One of my first jobs in libraries, was working as a reference librarian in a small public library. It was a fascinating job, as nearly every patron came in with a different information need. There is one man whom I will always remember… he was probably in his mid to late 50’s, and very intelligent. He approached me with confidence and told me what information he needed… “Where are your books on how to build an aviary”… taking him at his word, I showed him to the aviary construction books. As he was enjoyable to talk to, and unfamiliar with the inner workings of the library; I walked with him over to the books. As we walked over, we started talking. After a fairly short, informal discussion, I found out that he’d never owned birds before, and was looking at different aviary designs so that he would know which birds to put together, and how to care for them. I immediately knew that he didn’t need aviary designs yet… he needed bird care books, which are in a totally different section of the library.
When I talked about this incident with my manager, his immediate response was “don’t blame the customer… no matter how intelligent they are, they don’t know how to navigate our systems, or to identify what their real information need is”.

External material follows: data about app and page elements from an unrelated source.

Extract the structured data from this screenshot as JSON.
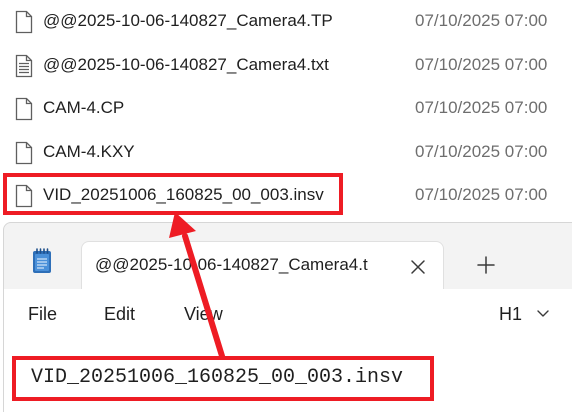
{
  "explorer": {
    "files": [
      {
        "name": "@@2025-10-06-140827_Camera4.TP",
        "date": "07/10/2025 07:00",
        "icon": "blank-file-icon"
      },
      {
        "name": "@@2025-10-06-140827_Camera4.txt",
        "date": "07/10/2025 07:00",
        "icon": "text-file-icon"
      },
      {
        "name": "CAM-4.CP",
        "date": "07/10/2025 07:00",
        "icon": "blank-file-icon"
      },
      {
        "name": "CAM-4.KXY",
        "date": "07/10/2025 07:00",
        "icon": "blank-file-icon"
      },
      {
        "name": "VID_20251006_160825_00_003.insv",
        "date": "07/10/2025 07:00",
        "icon": "blank-file-icon"
      }
    ]
  },
  "notepad": {
    "tab_title": "@@2025-10-06-140827_Camera4.t",
    "menu": {
      "file": "File",
      "edit": "Edit",
      "view": "View",
      "heading": "H1"
    },
    "content": "VID_20251006_160825_00_003.insv"
  },
  "annotation": {
    "color": "#ee1c24"
  }
}
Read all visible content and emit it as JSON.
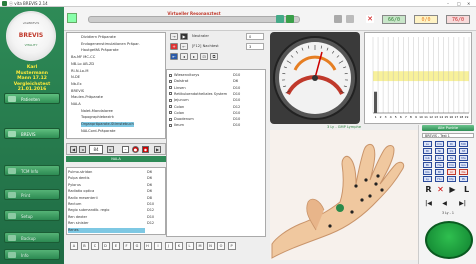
{
  "window": {
    "title": "ⓥ vita BREVIS 2.14",
    "controls": [
      "–",
      "□",
      "✕"
    ]
  },
  "logo": {
    "arc": "vitaBREVIS",
    "brand": "BREVIS",
    "sub": "VITALITY"
  },
  "user": {
    "first": "Karl",
    "last": "Mustermann",
    "birth_label": "Mann  17.12",
    "program": "Vergleichstest",
    "date": "21.01.2016"
  },
  "nav": [
    {
      "label": "Patienten"
    },
    {
      "label": "BREVIS"
    },
    {
      "label": "TCM Info"
    },
    {
      "label": "Print"
    },
    {
      "label": "Setup"
    },
    {
      "label": "Backup"
    },
    {
      "label": "Info"
    }
  ],
  "toolbar": {
    "section_title": "Virtueller Resonanztest",
    "progress_label": "██████████",
    "counters": [
      {
        "value": "66/0",
        "color": "#2e7d32",
        "bg": "#c8e6c9"
      },
      {
        "value": "0/0",
        "color": "#e67e22",
        "bg": "#fff3c4"
      },
      {
        "value": "76/0",
        "color": "#c62828",
        "bg": "#f7dada"
      }
    ]
  },
  "tree": [
    "Dividiern Präparate",
    "Endogenenstimulationen Präpar.",
    "Hautgefäß Präparate",
    "Ba-MF MC-CC",
    "NB-Lo AB-ZD",
    "RI-N-Lo-M",
    "N-DE",
    "Nb-Ex",
    "BREVIS",
    "Maulen-Präparate",
    "NALA",
    "Nalet-Mandalaree",
    "Topographiebezirk",
    "Organpräparate-Stirnstebuch",
    "NALCord-Präparate"
  ],
  "tree_selected": "Organpräparate-Stirnstebuch",
  "stepper": {
    "value": "84"
  },
  "list_header": "NALA",
  "list": [
    {
      "name": "Pulmo-stridan",
      "code": "D6"
    },
    {
      "name": "Pulpa dentis",
      "code": "D6"
    },
    {
      "name": "Pylorus",
      "code": "D6"
    },
    {
      "name": "Radiatio optica",
      "code": "D6"
    },
    {
      "name": "Radix mesenterii",
      "code": "D8"
    },
    {
      "name": "Rectum",
      "code": "D10"
    },
    {
      "name": "Regio submandib. regio",
      "code": "D12"
    },
    {
      "name": "Ren dexter",
      "code": "D10"
    },
    {
      "name": "Ren sinister",
      "code": "D12"
    },
    {
      "name": "Renes",
      "code": ""
    }
  ],
  "list_selected": "Renes",
  "alphabet": [
    "A",
    "B",
    "C",
    "D",
    "E",
    "F",
    "G",
    "H",
    "I",
    "J",
    "K",
    "L",
    "M",
    "N",
    "O",
    "P"
  ],
  "test_panel": {
    "mode": "Neutraler",
    "field1": "0",
    "code": "[F12]  Nachtest",
    "field2": "3"
  },
  "results": [
    {
      "name": "Wiesenvitorys",
      "val": "D10"
    },
    {
      "name": "Dalstrat",
      "val": "D6"
    },
    {
      "name": "Linsen",
      "val": "D10"
    },
    {
      "name": "Retikuloendotheliales System",
      "val": "D10"
    },
    {
      "name": "Jejunum",
      "val": "D10"
    },
    {
      "name": "Colon",
      "val": "D12"
    },
    {
      "name": "Colon",
      "val": "D10"
    },
    {
      "name": "Duodenum",
      "val": "D10"
    },
    {
      "name": "Ileum",
      "val": "D10"
    }
  ],
  "gauge_caption": "3 Ly - GMP Lymphe",
  "chart_data": {
    "type": "bar",
    "categories": [
      "1",
      "2",
      "3",
      "4",
      "5",
      "6",
      "7",
      "8",
      "9",
      "10",
      "11",
      "12",
      "13",
      "14",
      "15",
      "16",
      "17",
      "18",
      "19"
    ],
    "values": [
      0.28,
      0,
      0,
      0,
      0,
      0,
      0,
      0,
      0,
      0,
      0,
      0,
      0,
      0,
      0,
      0,
      0,
      0,
      0
    ],
    "xlabel": "",
    "ylabel": "",
    "band": {
      "low": 0.42,
      "high": 0.55,
      "color": "#f8f19a"
    }
  },
  "right_panel": {
    "header": "Alle Punkte",
    "dropdown": "BREVIS - Test 1",
    "labels": [
      "Lu",
      "Dü",
      "Di",
      "MD",
      "Bl",
      "Ni",
      "KS",
      "3E",
      "Gb",
      "Le",
      "Fa",
      "Ma",
      "Mi",
      "He",
      "Dü",
      "GG",
      "KG",
      "Bl",
      "Ar",
      "Ne",
      "Ly",
      "Hu",
      "Mp",
      "Pk"
    ],
    "red_labels": [
      "Ar",
      "Ne"
    ],
    "controls": [
      "R",
      "✕",
      "▶",
      "L"
    ],
    "nav": [
      "|◀",
      "◀",
      "▶|"
    ],
    "caption": "3 Ly - 1"
  }
}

Later, when I was working in a tertiary library; I worked closely with many highly respected academics. Despite their skills within their own area of expertise; they would regularly ask me to come in and teach their students how to find information, and for help with their own research. One academic called librarians a “guide on the side”… that is, we were there to guide the user through the maze of information retrieval and management. We help the user to gain skills so that they too can learn how to retrieve information… and therefore become a “lifelong learner”. This academic was vocal that her expertise was in academia, and mine was in information seeking… she saw them as complementary, rather than conflicting, skill sets.
Why I mention all of this seemingly irrelevant waffle; is that I realise that I place absolutely no value in Allison (or any therapists) ability to be a “guide on the side” during my healing process. I don’t trust their skill, intelligence, or abilities. This, despite researching their qualifications, seeing their skills in action, and being nearly six years into therapy. Part of this is because I have seen a couple of therapists whom I didn’t respect their intelligence… basically, I could destroy them in an argument. But a greater part of the problem, is my need for control. I don’t trust anyone else to tell me what to do – that got me into too much trouble when I was young; and, more importantly, my ability to escape into my head was my saving grace as a child. It’s where no one could touch me, and where I could control what happened. It became my coping mechanism… I entered school and realised that intellectualisation was something to be valued… suddenly there was something I could do that would get me approval on a grade sheet… My imagination, coping and intellect became something that I could control, and now a therapist wants to come in and mess with that? No way was that going to happen!
Then, last week, I had a Twitter conversation which helped me to rethink how I was viewing Allison, and all therapists… I made the leap from thinking of therapy as this thing that happened “to” people, to being an interaction that I could relate to… I put it into context of the intelligent gentleman who came and asked me about how to build an aviary. Something clicked internally, and I could see that I was walking into Allison’s office as that man… I came in wanting to “have a life worth living”, and I was walking over to the “life” section of the library; but what I really needed, were the sections about self soothing, nutrition, boundaries, physical health, etc. Without all of those basics, the “life” that I built would always be hollow and meaningless. I would always be falling back into dysfunction, and struggling to find meaning in what I was doing.
What does this mean? Well, Allison has said several times that it’s her job to guide me through the healing process… my response has been to roll my eyes, and go do some more research… difficult, me? Never! Yes, this is the sort of thing that the poor woman puts up with every week. I now know, that what I have to do is ease back on that control, and put some trust in her skills. I need to realise that she is my “guide on the side” in healing… I can, and will, still question everything; but I need to listen, and have more patience.
Sounds pretty simple for a sarcastic, control freak… right?
A special thanks to my Twitter buddies who helped me realise this… probably without even knowing what you were doing!